Whilst warnings do not have to be in writing it is good practice for them to be so as this allows for carefully considered reasons to be given.
A permanent record of the warning, including the date and reason for the warning, must be made and retained as the PCO or NHS England may require sight of them.
Copies of such records must therefore be retained after the patient has left the list.
This is necessary because otherwise the practice may still be under an obligation to visit the patient when medically necessary at a location outside their practice area.
In such cases, the usual rule will apply that the patient will be removed from the practice list as soon as the PCO is notified that the patient is registered with another practice, or will be removed from the practice list on the eighth day after the PCO is notified of the request for removal.

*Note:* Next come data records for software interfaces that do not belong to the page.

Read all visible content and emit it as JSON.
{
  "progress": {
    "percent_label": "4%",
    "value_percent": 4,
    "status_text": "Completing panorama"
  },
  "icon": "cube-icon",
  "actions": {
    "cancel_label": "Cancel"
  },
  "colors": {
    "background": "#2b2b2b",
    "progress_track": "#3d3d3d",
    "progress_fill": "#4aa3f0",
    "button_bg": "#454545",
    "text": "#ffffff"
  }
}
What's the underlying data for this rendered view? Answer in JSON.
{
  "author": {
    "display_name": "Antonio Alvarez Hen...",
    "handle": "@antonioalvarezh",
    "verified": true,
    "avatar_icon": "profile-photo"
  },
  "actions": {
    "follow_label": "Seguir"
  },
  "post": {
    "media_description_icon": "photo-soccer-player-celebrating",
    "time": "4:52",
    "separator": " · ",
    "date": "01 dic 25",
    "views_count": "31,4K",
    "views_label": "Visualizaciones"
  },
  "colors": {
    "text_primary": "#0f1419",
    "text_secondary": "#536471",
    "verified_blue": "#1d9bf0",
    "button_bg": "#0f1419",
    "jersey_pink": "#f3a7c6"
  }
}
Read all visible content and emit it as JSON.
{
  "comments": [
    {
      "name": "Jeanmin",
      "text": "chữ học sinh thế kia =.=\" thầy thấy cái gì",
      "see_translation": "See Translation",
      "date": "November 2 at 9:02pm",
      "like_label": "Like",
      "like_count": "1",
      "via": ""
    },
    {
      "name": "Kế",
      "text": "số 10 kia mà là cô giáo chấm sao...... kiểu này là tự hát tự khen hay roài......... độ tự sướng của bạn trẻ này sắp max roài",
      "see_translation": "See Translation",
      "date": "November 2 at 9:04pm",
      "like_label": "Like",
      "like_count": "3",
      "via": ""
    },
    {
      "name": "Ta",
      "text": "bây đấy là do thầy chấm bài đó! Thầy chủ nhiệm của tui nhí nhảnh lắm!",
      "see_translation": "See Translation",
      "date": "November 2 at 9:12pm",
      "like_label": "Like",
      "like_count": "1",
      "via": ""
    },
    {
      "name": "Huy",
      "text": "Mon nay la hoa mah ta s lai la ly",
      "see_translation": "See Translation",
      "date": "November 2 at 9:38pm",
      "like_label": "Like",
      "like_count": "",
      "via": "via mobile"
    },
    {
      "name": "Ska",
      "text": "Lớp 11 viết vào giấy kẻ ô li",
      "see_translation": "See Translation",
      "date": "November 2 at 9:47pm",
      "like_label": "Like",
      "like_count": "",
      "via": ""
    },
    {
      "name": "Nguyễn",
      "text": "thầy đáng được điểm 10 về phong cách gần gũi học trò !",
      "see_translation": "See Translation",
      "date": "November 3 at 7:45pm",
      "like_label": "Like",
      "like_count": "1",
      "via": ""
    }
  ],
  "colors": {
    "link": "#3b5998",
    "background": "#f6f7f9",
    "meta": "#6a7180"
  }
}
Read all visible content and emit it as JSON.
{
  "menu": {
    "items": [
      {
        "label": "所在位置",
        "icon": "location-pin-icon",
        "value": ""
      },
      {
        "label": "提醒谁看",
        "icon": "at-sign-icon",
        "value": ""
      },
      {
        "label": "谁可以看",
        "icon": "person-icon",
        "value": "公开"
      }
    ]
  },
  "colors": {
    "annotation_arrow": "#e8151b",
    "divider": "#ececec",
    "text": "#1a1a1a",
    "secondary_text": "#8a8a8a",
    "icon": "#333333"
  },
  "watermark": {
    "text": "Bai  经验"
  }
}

The PCO or NHS England must be informed in writing of the request and the removal will not take effect until the eighth day after the request is received by the PCO or NHS England or, if the practice is treating the patient at intervals of less than seven days, eight days after treatment ceases unless the patient is accepted by, allocated or assigned to another practice sooner than this.There has been a public perception, fuelled by reports in the media, that patients are being removed from practice lists because their care is too costly, because of their clinical condition or even their age.The GPC supports provisions in the contract that make explicit that any such discrimination is unacceptable.In cases other than violence and abuse, the GPC recommends that the decision to remove a patient from the list should only be made after careful consideration.Alternatives, short of removal, should be considered such as transferring the patient’s care to a partner (with the consent of both parties) or persuading the patient that it would be better for all concerned for them to go to another practice.